This decision represents a potentially significant shift in the anti-SLAPP regime. The Court’s guidance that, in the typical case, costs on an anti-SLAPP motion should not exceed $50,000, may signal that even successful moving parties should not expect to recover their full costs, notwithstanding the presumption of entitlement to full indemnity costs in the legislation. This finding is especially noteworthy given the Court’s finding that, as in this case, the costs of such motions are typically significant.
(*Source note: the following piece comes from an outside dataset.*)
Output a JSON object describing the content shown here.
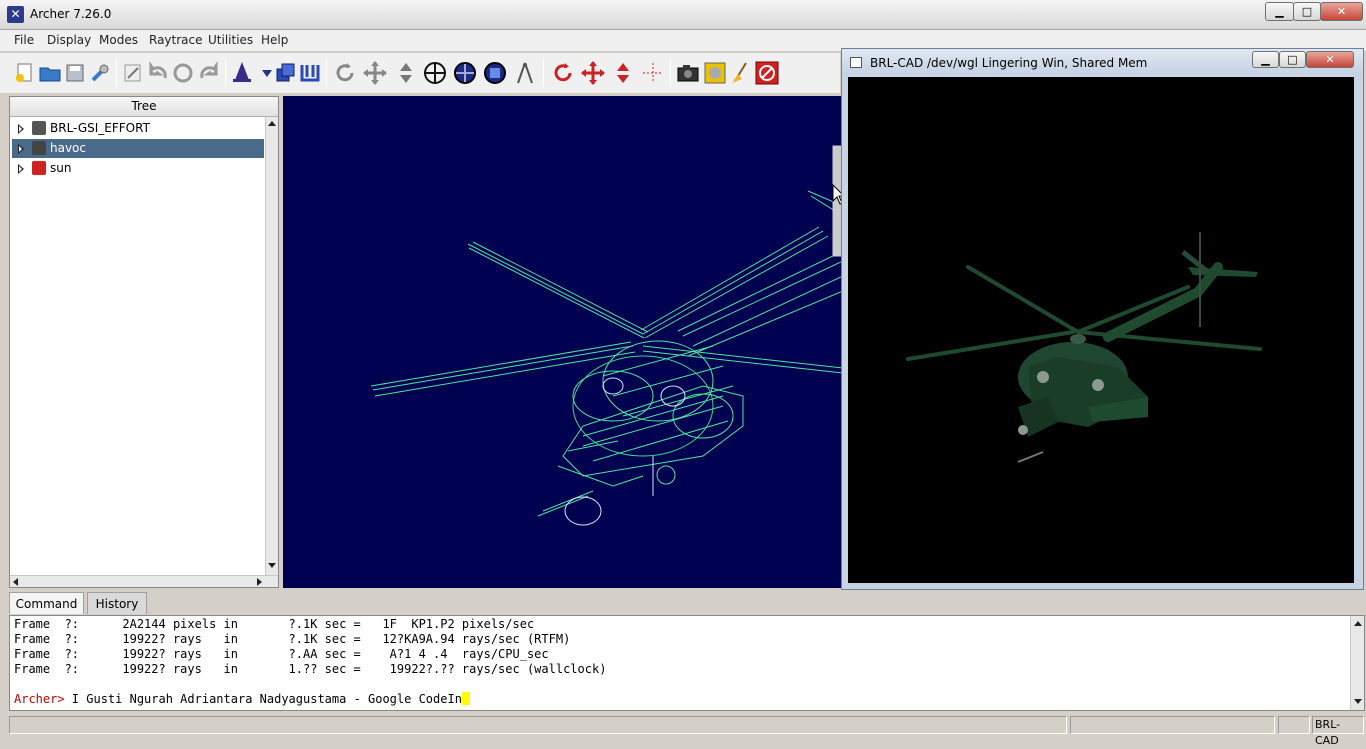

The Court’s decision also suggests that defendants who bring anti-SLAPP motions for tactical reasons may ultimately be required to pay a costs award if their motion is unsuccessful. Further, the Court’s direction that motion judges should, to the greatest extent possible, enforce the requirement that motions are heard within 60 days of the filing of the notice of motion, may arguably be a significant departure from its previous decision in Amarosi v Barker, a decision we have previously written about here. In that decision, the Court held that motions need only be returnable prior to the 60-day limit – the hearing need not be complete within that limit. The Court made no mention of Amarosi in its decision. However, it left motion judges with discretion both with respect to the costs and the timing of anti-SLAPP motions; so time will tell as to how this guidance ultimately gets picked up in practice. Nevertheless, the decision is a clear signal that the Court is concerned with the expense and inefficiency of current practice under the anti-SLAPP regime, and it is aiming to bring it more in line with the legislature’s goal of providing a fast, cost effective remedy under s. 137.1 of the CJA.